Jami – I must say it freaks me out when people I know read my work, not family members, I’m used to that and I usually have my husband and my daughter proofread my work, and I love when strangers comment on my work, but when a good friend of my husband’s approaches me about my writing, that’s when I get embarrassed!

Joe H
Joe H

I’m not published yet and don’t tweet or facebook much, so that’s not much cause for concern, but every time I’d turn in any work at school, whether they were essays, stories, or poems, I prayed that my teachers thought they were as good as I thought they were. Mostly because I believe myself to be pretty humble, but also I think that I do have some talent, so I’m mostly looking for some confirmation that I’m not deluding myself into believing I’m not some talentless egotistical jerk. lol


Actually, strangers reading my work has never bothered me much. I started posting my work online anonymously at the age of 13. It always excited me when they read my work and left comments or reviews. I didn’t worry what they thought, because I doubted I’d ever meet a single one of those people outside the virtual world (and even if we did meet, it was doubtful we’d recognize each other).

But people I know, people I’m sitting in front of, watching them read my work with excruciating slowness, THAT never fails to make me squirm in my seat with terror.

I love my parents, but if I saw them reading my work, I’d probably run the other way. Of course, I’d run back a few minutes later to yell questions of what they thought. Strangers on the other hand…well, who cares? They don’t know me from Adam (or should I say Eve?), and can do no damage beyond the internet.

Great article, and I hope you have a great day! Happy writing!

Jenny Hansen

I totally feel the same way, Jami, kinda even for the people I know. My girlfriend begged me to put a very personal poem I’d written for my mother’s funeral on the program for HER mom’s service. I could not bring myself to include my name. How silly is that??

Joseph Devon

I’ve never had anything go especially viral, but I do get random strangers emailing me about my books. It starts to normalize after awhile.

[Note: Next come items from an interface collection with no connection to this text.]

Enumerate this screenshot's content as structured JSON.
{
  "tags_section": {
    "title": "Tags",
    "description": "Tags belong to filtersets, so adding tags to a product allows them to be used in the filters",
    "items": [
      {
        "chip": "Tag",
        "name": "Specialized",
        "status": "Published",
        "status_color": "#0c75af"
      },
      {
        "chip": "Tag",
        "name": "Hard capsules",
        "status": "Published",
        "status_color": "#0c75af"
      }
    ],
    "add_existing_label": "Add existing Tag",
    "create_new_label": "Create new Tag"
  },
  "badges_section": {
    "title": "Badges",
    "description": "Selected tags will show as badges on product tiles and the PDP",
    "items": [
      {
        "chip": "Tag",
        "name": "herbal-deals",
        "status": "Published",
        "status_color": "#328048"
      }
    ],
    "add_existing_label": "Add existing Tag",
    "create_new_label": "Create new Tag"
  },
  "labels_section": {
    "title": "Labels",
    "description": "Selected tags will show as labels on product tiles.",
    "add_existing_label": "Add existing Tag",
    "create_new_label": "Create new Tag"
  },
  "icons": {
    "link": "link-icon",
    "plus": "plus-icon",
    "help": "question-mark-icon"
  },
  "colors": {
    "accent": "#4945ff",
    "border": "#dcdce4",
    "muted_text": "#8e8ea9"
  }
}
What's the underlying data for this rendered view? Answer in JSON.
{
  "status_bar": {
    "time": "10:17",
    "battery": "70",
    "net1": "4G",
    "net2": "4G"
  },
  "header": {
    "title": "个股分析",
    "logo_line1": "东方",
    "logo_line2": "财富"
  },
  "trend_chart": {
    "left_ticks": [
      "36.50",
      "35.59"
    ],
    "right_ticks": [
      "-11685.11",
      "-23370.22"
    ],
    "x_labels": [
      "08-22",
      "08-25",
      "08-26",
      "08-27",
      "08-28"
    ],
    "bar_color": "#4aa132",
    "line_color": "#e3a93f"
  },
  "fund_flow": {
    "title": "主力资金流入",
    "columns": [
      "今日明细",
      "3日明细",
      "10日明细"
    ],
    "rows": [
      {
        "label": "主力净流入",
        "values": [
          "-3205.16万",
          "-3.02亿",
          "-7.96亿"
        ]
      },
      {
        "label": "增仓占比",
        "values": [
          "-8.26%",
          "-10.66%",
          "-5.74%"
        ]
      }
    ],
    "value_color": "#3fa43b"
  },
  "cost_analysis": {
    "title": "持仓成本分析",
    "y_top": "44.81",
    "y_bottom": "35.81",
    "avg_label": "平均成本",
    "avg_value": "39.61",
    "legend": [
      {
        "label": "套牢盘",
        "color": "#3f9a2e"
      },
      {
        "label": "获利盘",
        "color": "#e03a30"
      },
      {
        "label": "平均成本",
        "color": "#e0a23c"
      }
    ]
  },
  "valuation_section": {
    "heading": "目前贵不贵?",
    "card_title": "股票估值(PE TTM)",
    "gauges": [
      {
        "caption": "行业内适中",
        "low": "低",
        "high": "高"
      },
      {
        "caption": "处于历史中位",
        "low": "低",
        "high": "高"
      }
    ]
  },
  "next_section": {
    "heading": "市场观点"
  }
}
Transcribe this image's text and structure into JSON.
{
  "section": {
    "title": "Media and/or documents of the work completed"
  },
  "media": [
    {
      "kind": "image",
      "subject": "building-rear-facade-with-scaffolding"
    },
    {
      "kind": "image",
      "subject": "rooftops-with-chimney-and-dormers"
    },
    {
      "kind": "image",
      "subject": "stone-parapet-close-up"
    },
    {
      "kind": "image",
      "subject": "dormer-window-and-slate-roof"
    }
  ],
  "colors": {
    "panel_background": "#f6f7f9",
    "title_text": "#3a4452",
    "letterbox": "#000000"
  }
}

Sort of. 90% of the time I’m aware that someone who I’ll never meet is out there reading my work and forming opinions on it and I’m okay with that. Then 10% of the time I freak-out entirely when this thought occurs and die of shame at all the sentences that my brain remembers as being embarrassingly written.
I’m not sure much changes over time but those percentages. 🙂


great topic, Me personally I get tense. I sometimes explore aspects of characters or life that do not necessarily reflect my own view. I like to explore the possible changes or outcomes in a given situation. instead of sticking with what would be considered acceptable in everyday life.

There are times I do hold back because of what the reader might think. like the short story I wrote about a serial killer, that was very disturbing. but to be honest until last year I rarely let anyone read the things I had written.

then I got inspired and wrote a seven hundred page story, and talked myself into posting it online. since then, well lots of strangers have read it LOL and I still worry they might think Im a freak or a have a tiny car stuffed with floppy shoe wearing thugs in the garage.